“It would be better if it was a disreputable firm. What's disconcerting is you have a firm that was a responsible and well-capitalized company, but because of a technological hitch, it exploded,” Mr. Atwood said in an interview.
Knight Capital was in a pool of transition managers used by the Illinois State Board of Investment until last year, when Knight Capital left the business.
Knight Capital's $440 million loss from the trading glitch has renewed a call to impose a transaction tax on investment trades as a way to reduce their frequency and market shocks from problems. Rep. Peter DeFazio, D-Ore., introduced such a tax in a bill, the Wall Street Trading and Speculators Tax Act, on Nov. 2. The bill is pending in the House Ways and Means Committee.
Mr. Atwood said in an e-mail, “The concern I would have about a transaction tax is the extent to which it would add to the trading costs incurred by investors.“
Lawrence E. Harris, professor of finance and business economics at the Marshall School of Business, University of Southern California, said he doubts such a tax would prevent similar computer glitches or serve investors in the market.
“It's unclear how a tax would affect an event like Knight,” Mr. Harris said. “It was a software problem.”
“A transaction tax is a very poor idea because it is a tax on liquidity” in the market, Mr. Harris said. “What we need is liquidity. We don't want to tax it. The electronic high-frequency traders are making liquidity cheaper and the use of algorithms by buy-side traders has made finding liquidity easier and safer.”

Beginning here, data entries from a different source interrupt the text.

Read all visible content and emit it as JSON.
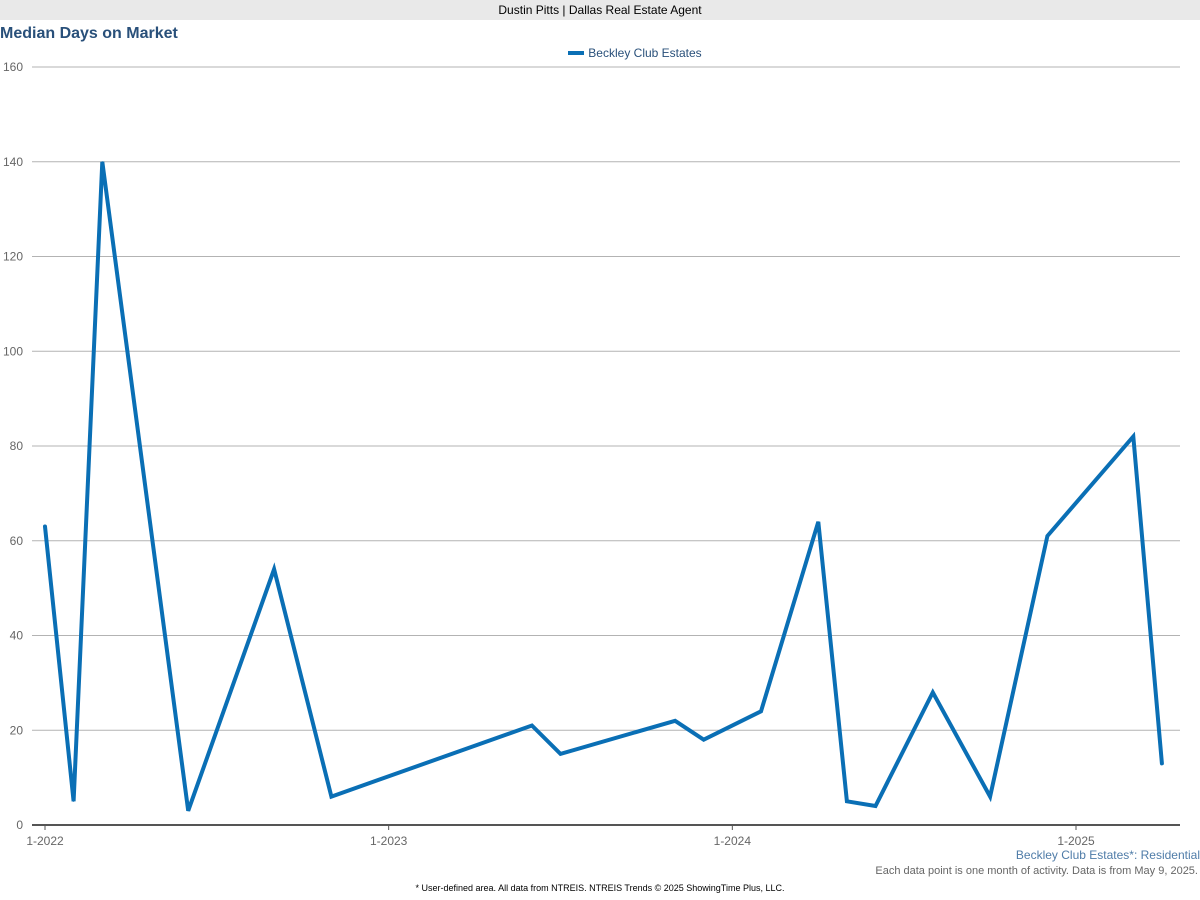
{
  "header": {
    "agent_label": "Dustin Pitts | Dallas Real Estate Agent"
  },
  "colors": {
    "series": "#0a6fb5",
    "grid": "#b3b3b3",
    "axis": "#555555",
    "title": "#29507a"
  },
  "chart_data": {
    "type": "line",
    "title": "Median Days on Market",
    "ylim": [
      0,
      160
    ],
    "yticks": [
      "0",
      "20",
      "40",
      "60",
      "80",
      "100",
      "120",
      "140",
      "160"
    ],
    "xtick_labels": [
      "1-2022",
      "1-2023",
      "1-2024",
      "1-2025"
    ],
    "xtick_months": [
      0,
      12,
      24,
      36
    ],
    "grid": true,
    "legend_position": "top-center",
    "series": [
      {
        "name": "Beckley Club Estates",
        "points": [
          {
            "month": "1-2022",
            "value": 63
          },
          {
            "month": "2-2022",
            "value": 5
          },
          {
            "month": "3-2022",
            "value": 140
          },
          {
            "month": "6-2022",
            "value": 3
          },
          {
            "month": "9-2022",
            "value": 54
          },
          {
            "month": "11-2022",
            "value": 6
          },
          {
            "month": "6-2023",
            "value": 21
          },
          {
            "month": "7-2023",
            "value": 15
          },
          {
            "month": "11-2023",
            "value": 22
          },
          {
            "month": "12-2023",
            "value": 18
          },
          {
            "month": "2-2024",
            "value": 24
          },
          {
            "month": "4-2024",
            "value": 64
          },
          {
            "month": "5-2024",
            "value": 5
          },
          {
            "month": "6-2024",
            "value": 4
          },
          {
            "month": "8-2024",
            "value": 28
          },
          {
            "month": "10-2024",
            "value": 6
          },
          {
            "month": "12-2024",
            "value": 61
          },
          {
            "month": "3-2025",
            "value": 82
          },
          {
            "month": "4-2025",
            "value": 13
          }
        ]
      }
    ]
  },
  "series_subtitle": "Beckley Club Estates*: Residential",
  "note": "Each data point is one month of activity. Data is from May 9, 2025.",
  "footer": "* User-defined area. All data from NTREIS. NTREIS Trends © 2025 ShowingTime Plus, LLC."
}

Kara Fitzsimmons, Knight Capital spokeswoman, couldn't be reached for comment.
Jen Gilbreath, spokeswoman for Mr. DeFazio, said he was traveling and unavailable for comment.